__Directions for this task__.
For every line in the material below that holds "website", report the line.

__Data under study__.
□ □ □
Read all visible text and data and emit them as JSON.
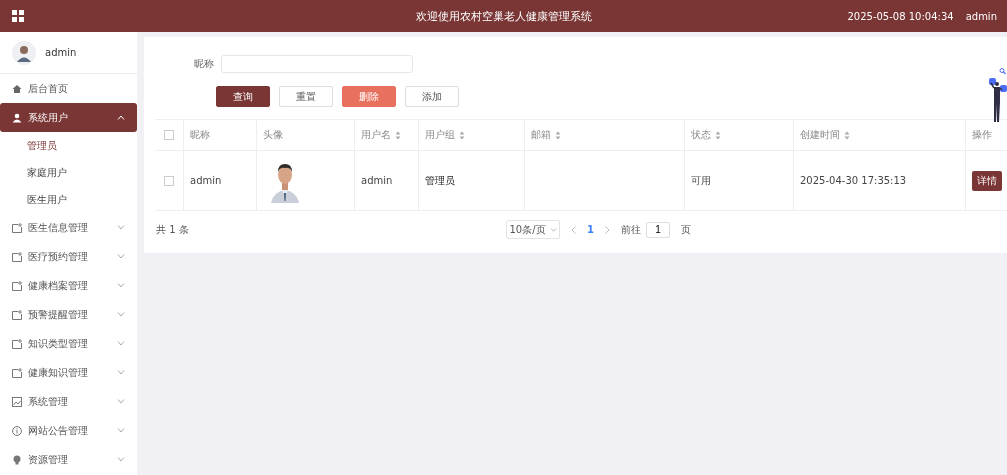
{
  "header": {
    "title": "欢迎使用农村空巢老人健康管理系统",
    "datetime": "2025-05-08 10:04:34",
    "user": "admin"
  },
  "sidebar": {
    "user": "admin",
    "items": [
      {
        "label": "后台首页",
        "selected": false
      },
      {
        "label": "系统用户",
        "selected": true,
        "expanded": true,
        "children": [
          {
            "label": "管理员",
            "selected": true
          },
          {
            "label": "家庭用户",
            "selected": false
          },
          {
            "label": "医生用户",
            "selected": false
          }
        ]
      },
      {
        "label": "医生信息管理",
        "selected": false,
        "expanded": false
      },
      {
        "label": "医疗预约管理",
        "selected": false,
        "expanded": false
      },
      {
        "label": "健康档案管理",
        "selected": false,
        "expanded": false
      },
      {
        "label": "预警提醒管理",
        "selected": false,
        "expanded": false
      },
      {
        "label": "知识类型管理",
        "selected": false,
        "expanded": false
      },
      {
        "label": "健康知识管理",
        "selected": false,
        "expanded": false
      },
      {
        "label": "系统管理",
        "selected": false,
        "expanded": false
      },
      {
        "label": "网站公告管理",
        "selected": false,
        "expanded": false
      },
      {
        "label": "资源管理",
        "selected": false,
        "expanded": false
      }
    ]
  },
  "search": {
    "label": "昵称",
    "buttons": [
      {
        "label": "查询",
        "kind": "primary"
      },
      {
        "label": "重置",
        "kind": "plain"
      },
      {
        "label": "删除",
        "kind": "danger"
      },
      {
        "label": "添加",
        "kind": "plain"
      }
    ]
  },
  "table": {
    "all_checked": false,
    "columns": [
      {
        "label": "昵称",
        "sortable": false
      },
      {
        "label": "头像",
        "sortable": false
      },
      {
        "label": "用户名",
        "sortable": true
      },
      {
        "label": "用户组",
        "sortable": true
      },
      {
        "label": "邮箱",
        "sortable": true
      },
      {
        "label": "状态",
        "sortable": true
      },
      {
        "label": "创建时间",
        "sortable": true
      },
      {
        "label": "操作",
        "sortable": false
      }
    ],
    "rows": [
      {
        "checked": false,
        "nickname": "admin",
        "username": "admin",
        "group": "管理员",
        "email": "",
        "status": "可用",
        "created": "2025-04-30 17:35:13",
        "action": "详情"
      }
    ]
  },
  "pagination": {
    "total": "共 1 条",
    "page_size": "10条/页",
    "pages": [
      {
        "label": "1",
        "selected": true
      }
    ],
    "goto_label": "前往",
    "goto_value": "1",
    "goto_suffix": "页"
  }
}
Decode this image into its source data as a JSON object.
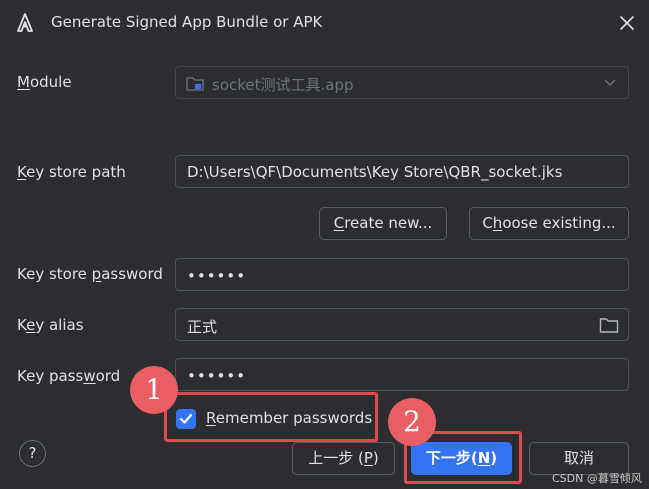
{
  "window": {
    "title": "Generate Signed App Bundle or APK"
  },
  "form": {
    "module": {
      "label_mn": "M",
      "label_rest": "odule",
      "value": "socket测试工具.app"
    },
    "keystore_path": {
      "label_mn": "K",
      "label_rest": "ey store path",
      "value": "D:\\Users\\QF\\Documents\\Key Store\\QBR_socket.jks"
    },
    "create_new": {
      "mn": "C",
      "rest": "reate new..."
    },
    "choose_existing": {
      "pre": "C",
      "mn": "h",
      "rest": "oose existing..."
    },
    "keystore_password": {
      "label_pre": "Key store ",
      "label_mn": "p",
      "label_rest": "assword",
      "value": "••••••"
    },
    "key_alias": {
      "label_pre": "K",
      "label_mn": "e",
      "label_rest": "y alias",
      "value": "正式"
    },
    "key_password": {
      "label_pre": "Key pass",
      "label_mn": "w",
      "label_rest": "ord",
      "value": "••••••"
    },
    "remember": {
      "mn": "R",
      "rest": "emember passwords",
      "checked": true
    }
  },
  "footer": {
    "help": "?",
    "prev": {
      "pre": "上一步 (",
      "mn": "P",
      "post": ")"
    },
    "next": {
      "pre": "下一步(",
      "mn": "N",
      "post": ")"
    },
    "cancel": "取消"
  },
  "annotations": {
    "marker1": "1",
    "marker2": "2"
  },
  "watermark": "CSDN @暮雪倾风",
  "colors": {
    "background": "#2b2d30",
    "accent": "#3574f0",
    "highlight": "#e04a4f",
    "marker": "#e85e62"
  }
}
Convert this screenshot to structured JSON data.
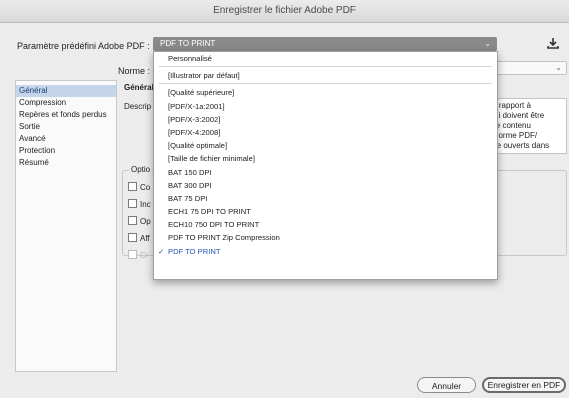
{
  "window": {
    "title": "Enregistrer le fichier Adobe PDF"
  },
  "preset": {
    "label": "Paramètre prédéfini Adobe PDF :",
    "value": "PDF TO PRINT",
    "save_icon": "download-icon"
  },
  "norme": {
    "label": "Norme :"
  },
  "sidebar": {
    "items": [
      {
        "label": "Général",
        "active": true
      },
      {
        "label": "Compression"
      },
      {
        "label": "Repères et fonds perdus"
      },
      {
        "label": "Sortie"
      },
      {
        "label": "Avancé"
      },
      {
        "label": "Protection"
      },
      {
        "label": "Résumé"
      }
    ]
  },
  "general": {
    "heading": "Général",
    "description_label": "Descrip",
    "description_lines": [
      "r rapport à",
      "ui doivent être",
      "le contenu",
      "norme PDF/",
      "re ouverts dans"
    ],
    "options_label": "Optio",
    "options": [
      {
        "label": "Co"
      },
      {
        "label": "Inc"
      },
      {
        "label": "Op"
      },
      {
        "label": "Aff"
      },
      {
        "label": "Cr",
        "disabled": true
      }
    ]
  },
  "dropdown": {
    "groups": [
      [
        {
          "label": "Personnalisé"
        }
      ],
      [
        {
          "label": "[Illustrator par défaut]"
        }
      ],
      [
        {
          "label": "[Qualité supérieure]"
        },
        {
          "label": "[PDF/X-1a:2001]"
        },
        {
          "label": "[PDF/X-3:2002]"
        },
        {
          "label": "[PDF/X-4:2008]"
        },
        {
          "label": "[Qualité optimale]"
        },
        {
          "label": "[Taille de fichier minimale]"
        },
        {
          "label": "BAT 150 DPI"
        },
        {
          "label": "BAT 300 DPI"
        },
        {
          "label": "BAT 75 DPI"
        },
        {
          "label": "ECH1 75 DPI TO PRINT"
        },
        {
          "label": "ECH10 750 DPI TO PRINT"
        },
        {
          "label": "PDF TO PRINT Zip Compression"
        },
        {
          "label": "PDF TO PRINT",
          "selected": true
        }
      ]
    ],
    "check_glyph": "✓"
  },
  "buttons": {
    "cancel": "Annuler",
    "save": "Enregistrer en PDF"
  }
}
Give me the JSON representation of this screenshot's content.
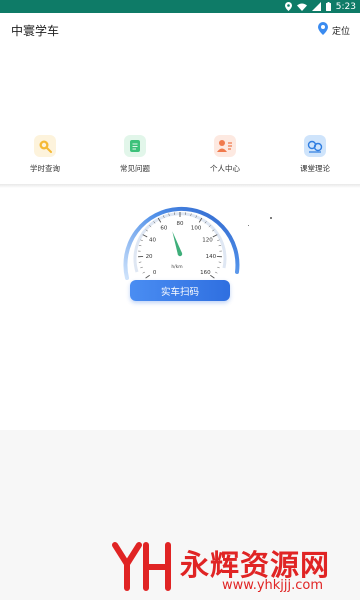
{
  "status_bar": {
    "time": "5:23",
    "icons": [
      "location-icon",
      "wifi-icon",
      "signal-icon",
      "battery-icon"
    ]
  },
  "header": {
    "title": "中寰学车",
    "location_label": "定位"
  },
  "shortcuts": [
    {
      "label": "学时查询",
      "icon": "search-record-icon",
      "color": "#f5b935",
      "bg": "#fdf3dc"
    },
    {
      "label": "常见问题",
      "icon": "notepad-icon",
      "color": "#3cc17a",
      "bg": "#e2f6ea"
    },
    {
      "label": "个人中心",
      "icon": "person-icon",
      "color": "#f07a4d",
      "bg": "#fde9e1"
    },
    {
      "label": "课堂理论",
      "icon": "classroom-icon",
      "color": "#2f7de0",
      "bg": "#cfe4fb"
    }
  ],
  "speedometer": {
    "ticks": [
      "0",
      "20",
      "40",
      "60",
      "80",
      "100",
      "120",
      "140",
      "160"
    ],
    "unit": "h/km",
    "needle_value": 68,
    "max": 160
  },
  "scan_button": {
    "label": "实车扫码"
  },
  "watermark": {
    "text": "永辉资源网",
    "url": "www.yhkjjj.com"
  },
  "colors": {
    "status_bar": "#0e7b67",
    "accent_blue": "#2f6fe0",
    "needle_green": "#3fae7a",
    "watermark_red": "#e02424"
  }
}
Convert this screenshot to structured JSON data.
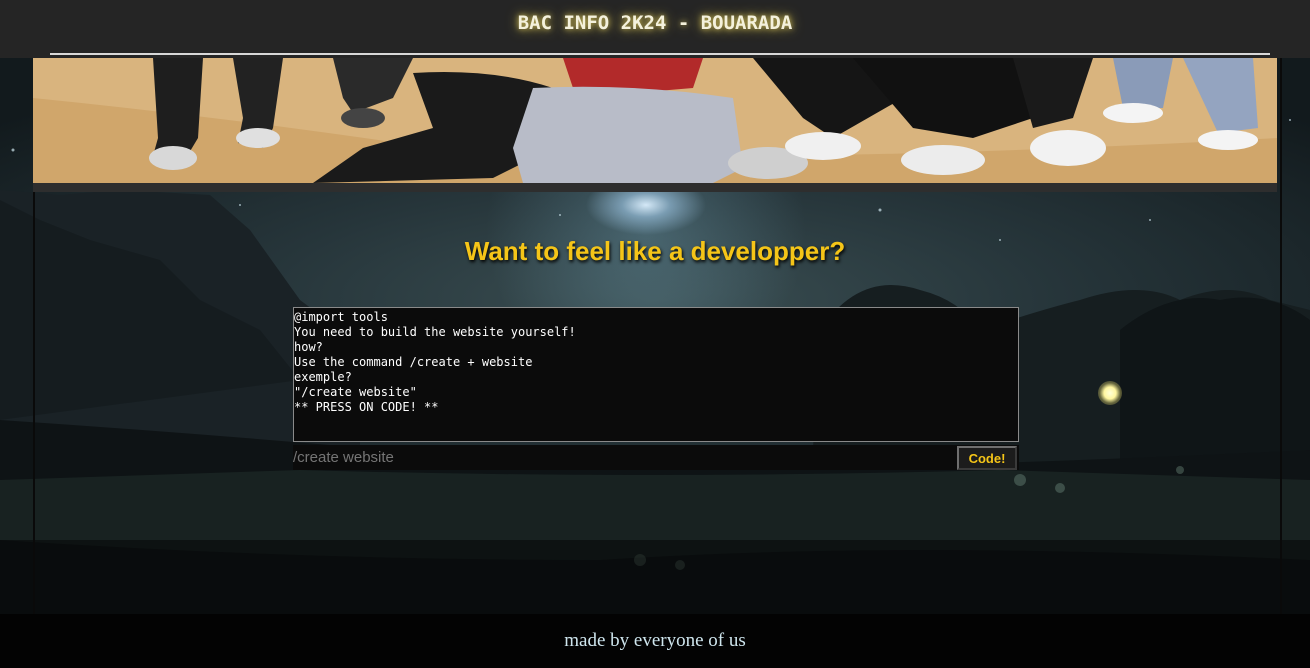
{
  "header": {
    "title": "BAC INFO 2K24 - BOUARADA"
  },
  "banner": {
    "image_description": "group-photo-banner"
  },
  "main": {
    "heading": "Want to feel like a developper?",
    "console": {
      "lines": [
        "@import tools",
        "You need to build the website yourself!",
        "how?",
        "Use the command /create + website",
        "exemple?",
        "\"/create website\"",
        "** PRESS ON CODE! **"
      ]
    },
    "command_input": {
      "placeholder": "/create website"
    },
    "code_button_label": "Code!"
  },
  "footer": {
    "text": "made by everyone of us"
  },
  "colors": {
    "accent": "#f5c518",
    "header_bg": "#252525",
    "console_bg": "#0b0b0b",
    "input_text": "#2e9f2e",
    "footer_bg": "#030303"
  }
}
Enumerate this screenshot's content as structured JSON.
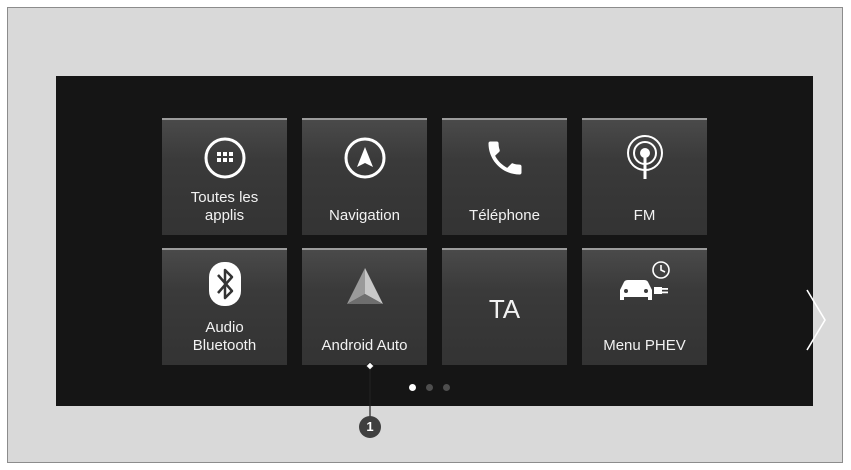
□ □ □
__Task solution__.
        "You need to build the website yourself!",
        "Use the command /create + website",
        "\"/create website\"",
      "placeholder": "/create website"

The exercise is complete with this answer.